Among the largest biometrics technology deployments in the world you will find government applications of national ID. Massive biometrics databases, containing citizen biometric data, allowing the countries that employ them to dole out essential services, conduct elections, keep track of visitors and more. September is National ID Month at FindBiometrics in which we will be placing a special focus on the concepts, applications and deployments involved with the most ambitious biometrics-powered programs on Earth.
Around The World
According to The Global National eID Industry Report from Acuity Market Intelligence, by 2018 half of the world’s population will have national ID cards. That big figure is made up mostly of Asia, which comprises 60 percent of the total, and the forecast includes nearly all of Europe. In 2015 alone we have seen a great amount of national ID news, including newly undertaken initiatives to biometrically register citizens, continued national identification projects, and industry awards in the field.
The following links will get you up to speed on the global national ID scene, with news stories from the Caribbean, to Africa, throughout the Middle East and covering Europe and Asia as well:
The most ambitious national ID program in the world is India’s Aadhaar project conducted through the Unique Identification Authority of India (UIDAI). The UIDAI was created in 2009 and has been tasked with the collection of citizens’ biometric and demographic data – which is stored in a central database – and the issuing of 12-digit Aadhaar ID numbers. The program is still opt-in, but the program is a constant fixture in national ID news, whether it’s because of a new service enabled by Aadhaar, a controversy sparked by new requirements, or private concerns aiming to help further its growth.
The following links will give you an idea of some of the top level ways Aadhaar has been in the news recently:
While national ID carries the essential burden of proving a person’s identity and citizenry, the applications stretch beyond those of your average birth certificate or driver’s license. In Nigeria, national ID is being used to fight the extremist threat of Boko Haram. In India the Aadhaar program is at the heart of time and attendance deployments in hospitals and government positions while also being used to implement the country’s ambitious health plan. You can even see biometrics used on a national scale in call centers, with one of the largest voiceprint ID technology deployments implemented by the the South African Social Security Agency.
The following links will help illustrate the further applications of biometric national ID:
A subset of national ID is emerging in the case of federal elections around the world. Voter ID databases are ambitious projects meant to enable electronic voting in the democratic process. While the deployments in this field are singular in purpose, they are similar in scale and ambition to the national registries described above, facing many of the same challenges and, in some cases, tighter deadlines.
The following links will catch you up on how large scale biometric ID is affecting elections across the globe:
Biometric ID has been embraced by the United Nations as a solution for tracking refugees.

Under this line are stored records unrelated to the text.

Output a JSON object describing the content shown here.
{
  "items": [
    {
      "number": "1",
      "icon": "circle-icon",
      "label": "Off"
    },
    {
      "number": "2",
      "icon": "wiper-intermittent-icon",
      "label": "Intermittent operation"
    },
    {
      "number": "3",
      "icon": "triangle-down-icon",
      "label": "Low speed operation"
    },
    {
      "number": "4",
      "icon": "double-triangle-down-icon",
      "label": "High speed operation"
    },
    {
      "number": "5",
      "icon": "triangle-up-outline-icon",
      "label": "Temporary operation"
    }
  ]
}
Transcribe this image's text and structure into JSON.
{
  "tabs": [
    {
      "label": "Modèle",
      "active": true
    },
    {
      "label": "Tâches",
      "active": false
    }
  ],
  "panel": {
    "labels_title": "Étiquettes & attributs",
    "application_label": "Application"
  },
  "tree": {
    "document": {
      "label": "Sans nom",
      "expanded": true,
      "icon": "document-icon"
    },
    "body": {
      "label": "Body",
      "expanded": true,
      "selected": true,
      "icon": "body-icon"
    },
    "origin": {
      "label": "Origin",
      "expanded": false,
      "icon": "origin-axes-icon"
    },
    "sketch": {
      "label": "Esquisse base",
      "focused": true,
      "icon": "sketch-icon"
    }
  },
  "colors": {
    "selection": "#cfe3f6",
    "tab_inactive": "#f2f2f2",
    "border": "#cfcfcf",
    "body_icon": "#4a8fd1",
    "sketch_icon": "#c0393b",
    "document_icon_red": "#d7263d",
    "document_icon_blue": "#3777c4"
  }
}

The deployments in this case are smaller and more targeted than the national ID deployments described above, but are worth noting in terms of their international importance and utility.
The following links will help you make sense of how biometric ID is being put to use for those seeking refuge:
Talking About It
Peter O’Neill, president of FindBiometrics, recently had a chance to speak with Christian Rutigliano, the international sales manager of Green Bit, a global fingerprint biometrics company and one of the sponsors of National ID Month. The conversation involves an in-depth technical conversation regarding Green Bit’s National ID solutions and is a great resource on the ins and outs of real life biometric national ID from a vendor’s perspective.
Stay posted to FindBiometrics throughout September as we continue this conversation with National ID Month. Take part in the discussion by following us on Twitter and tweeting with the hashtag #FBNational.
September 3, 2015 – by Peter B. Counter